In the first part of the build I basically completed the lower half of the vehicle and the cargo bed. Back to the crew compartment.
The AT-T’s front lights reside at the very front of the bonnet/hood on metal supports. In the kit these are PE parts, which supposedly butt-join the resin engine compartment, and on top of which the lights are glued. Images of broken-off detail in my mind lead me to soldering a piece of wire (in red) through each support like this (looking from the front):
This would make the whole thing a bit stronger.
I also made the light guards from the same gauge of wire. Here’s the result (other details added to the cabin already):
Later on I removed the flimsy locks for the engine side panels, and filled the gap around the instrument panel with thin superglue.
As doors were separate, and I was unwilling to fill and sand around them, I elected to leave them open. The hinges on them are prominent enough to not include, so using the provided PE and pieces of wire (in red) some more noticeable details were prepared:

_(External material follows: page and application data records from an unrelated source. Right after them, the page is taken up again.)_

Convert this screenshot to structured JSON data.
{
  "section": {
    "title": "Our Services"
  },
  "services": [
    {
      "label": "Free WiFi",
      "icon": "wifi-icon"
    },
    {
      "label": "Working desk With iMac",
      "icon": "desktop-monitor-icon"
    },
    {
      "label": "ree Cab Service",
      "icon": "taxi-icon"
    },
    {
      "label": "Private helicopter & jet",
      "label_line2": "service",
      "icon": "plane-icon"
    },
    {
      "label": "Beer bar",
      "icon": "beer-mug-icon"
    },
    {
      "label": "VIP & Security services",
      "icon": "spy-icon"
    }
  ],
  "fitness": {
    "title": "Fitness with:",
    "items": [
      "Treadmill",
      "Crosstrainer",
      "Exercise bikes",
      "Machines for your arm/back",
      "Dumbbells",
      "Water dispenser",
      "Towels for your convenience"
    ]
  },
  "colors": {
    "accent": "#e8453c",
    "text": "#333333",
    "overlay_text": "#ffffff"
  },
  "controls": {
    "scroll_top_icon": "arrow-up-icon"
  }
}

Doors detailed (handles, window winders, hinges), and glued with epoxy to the cab. Again, a layer of Russian Green finishes this stage.
As you can see the hinge line on the hood is recessed, but it was raised on the real vehicle. Stretched sprue to the rescue. Result below:
I added a scratch-built mirror to the driver’s door. Next some weathering effects were added, starting with a lighter color, airbrushed down the middle of panels and other areas of interest.
More variations were added, and the spots were blended with a mix of semi-gloss coat, mixed with the base color. Onto the windows – some transparencies are smaller than needed, others are larger.
Windshields added. The two side panels are hinged at the top.On the kit the attachment point is too close to the center of the cab, so I removed those and made new ones from thick aluminum foil:
With touch ups done a light spray of dirt on the lower half provides grip for the weathering pigments:
As I was working with resin tracks for the first time I took every precaution to avoid messing them up. What I did was adding all the wheel to the suspension using UHU Tac (a German product similar to Blue Tac), then copying the pattern they created to a sheet of paper.
I then transferred this to a piece of 2mm of Forex Classic – a foamed PVC sheet material. I cut out 2 shapes, and added a small piece in between to use as a spacer – the track’s guide teeth would fit in the middle.
I placed a straight section on the template using some UHU Tac at the bottom, fixed another right next to it, and set it for a few seconds in hot water (not boiling though). The resin became pretty pliable and wrapped around the template nicely. Here’s the result:
I expected this to be much harder 🙂 and the track pattern to be stretched and deformed. I was quickly proven wrong:
The warpage you see is a result of misshapen template half.
Tow cables: kit eyelets drilled through and pieces of 0,6mm RB Model steel rope fixed in with superglue.
Since the twisted steel wire is incredibly tough opponent at even 0,6mm you have to heat it up till it’s red, then let it cool down slowly. This allows for the wire to be bent in shape and cut. It gets nice, even layer of patina and you can leave it as it is, just varnish it.
However, since I used X-11 Chrome Silver on the eyelets I decided to dip the cables in a dark wash.
Before additional weathering:
I am using undiluted drawing ink here, just dipping the cables in the bottle and placing them on a paper towel – the excess is mildly drawn by the hygroscopic paper. Be careful, as the ink is a really potent colorant.
Next: the completed article.